## Aim of the task
Where a line below includes the word "from", copy that line.

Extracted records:

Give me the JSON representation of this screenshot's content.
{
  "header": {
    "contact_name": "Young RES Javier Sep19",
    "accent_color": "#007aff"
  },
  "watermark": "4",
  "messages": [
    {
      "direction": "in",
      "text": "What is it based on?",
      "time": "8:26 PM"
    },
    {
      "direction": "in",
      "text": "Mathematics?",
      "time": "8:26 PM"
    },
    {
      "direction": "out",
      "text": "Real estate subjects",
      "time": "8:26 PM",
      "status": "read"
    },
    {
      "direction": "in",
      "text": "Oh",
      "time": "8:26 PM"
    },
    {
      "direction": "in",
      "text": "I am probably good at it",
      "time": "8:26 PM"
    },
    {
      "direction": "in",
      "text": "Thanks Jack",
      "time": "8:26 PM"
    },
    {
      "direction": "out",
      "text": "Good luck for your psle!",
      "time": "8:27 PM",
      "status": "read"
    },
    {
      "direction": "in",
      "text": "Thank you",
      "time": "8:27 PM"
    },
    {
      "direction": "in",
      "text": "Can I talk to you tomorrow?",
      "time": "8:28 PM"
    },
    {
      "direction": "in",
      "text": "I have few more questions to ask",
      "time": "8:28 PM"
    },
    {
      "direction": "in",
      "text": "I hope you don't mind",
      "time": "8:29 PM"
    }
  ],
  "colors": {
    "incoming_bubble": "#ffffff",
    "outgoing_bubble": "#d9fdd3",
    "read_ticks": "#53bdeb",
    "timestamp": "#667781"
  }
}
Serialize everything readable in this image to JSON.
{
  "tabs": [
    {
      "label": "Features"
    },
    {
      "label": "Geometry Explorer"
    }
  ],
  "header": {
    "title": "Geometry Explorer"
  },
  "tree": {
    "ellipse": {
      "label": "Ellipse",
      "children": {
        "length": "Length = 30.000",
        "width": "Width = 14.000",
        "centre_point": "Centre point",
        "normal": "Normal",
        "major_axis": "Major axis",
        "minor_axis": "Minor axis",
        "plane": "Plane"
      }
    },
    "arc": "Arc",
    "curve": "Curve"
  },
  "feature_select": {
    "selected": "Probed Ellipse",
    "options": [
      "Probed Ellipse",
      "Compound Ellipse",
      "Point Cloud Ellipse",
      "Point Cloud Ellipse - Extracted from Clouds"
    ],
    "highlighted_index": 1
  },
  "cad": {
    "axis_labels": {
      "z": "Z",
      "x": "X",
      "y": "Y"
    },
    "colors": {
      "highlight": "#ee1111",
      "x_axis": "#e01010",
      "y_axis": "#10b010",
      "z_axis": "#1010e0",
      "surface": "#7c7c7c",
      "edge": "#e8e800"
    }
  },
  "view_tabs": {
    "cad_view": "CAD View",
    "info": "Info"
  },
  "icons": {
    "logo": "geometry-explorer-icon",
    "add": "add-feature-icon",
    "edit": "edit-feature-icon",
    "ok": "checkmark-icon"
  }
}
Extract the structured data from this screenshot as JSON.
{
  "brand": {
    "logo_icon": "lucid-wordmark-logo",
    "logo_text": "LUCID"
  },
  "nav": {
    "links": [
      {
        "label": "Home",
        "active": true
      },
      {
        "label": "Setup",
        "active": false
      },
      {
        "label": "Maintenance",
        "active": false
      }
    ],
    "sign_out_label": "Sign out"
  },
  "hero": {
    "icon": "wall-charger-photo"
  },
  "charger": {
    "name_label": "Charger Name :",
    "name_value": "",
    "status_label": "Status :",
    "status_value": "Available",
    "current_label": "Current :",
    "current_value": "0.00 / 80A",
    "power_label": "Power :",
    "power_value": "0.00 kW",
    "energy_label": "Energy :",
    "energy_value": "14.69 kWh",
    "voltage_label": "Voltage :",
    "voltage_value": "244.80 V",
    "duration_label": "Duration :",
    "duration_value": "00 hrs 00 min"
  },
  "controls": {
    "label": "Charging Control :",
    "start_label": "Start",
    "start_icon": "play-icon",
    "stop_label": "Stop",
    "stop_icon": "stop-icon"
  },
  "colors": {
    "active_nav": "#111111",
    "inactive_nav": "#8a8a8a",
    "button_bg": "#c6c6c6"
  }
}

## Result of the task
      "Point Cloud Ellipse - Extracted from Clouds"
Extract the structured data from this screenshot as JSON.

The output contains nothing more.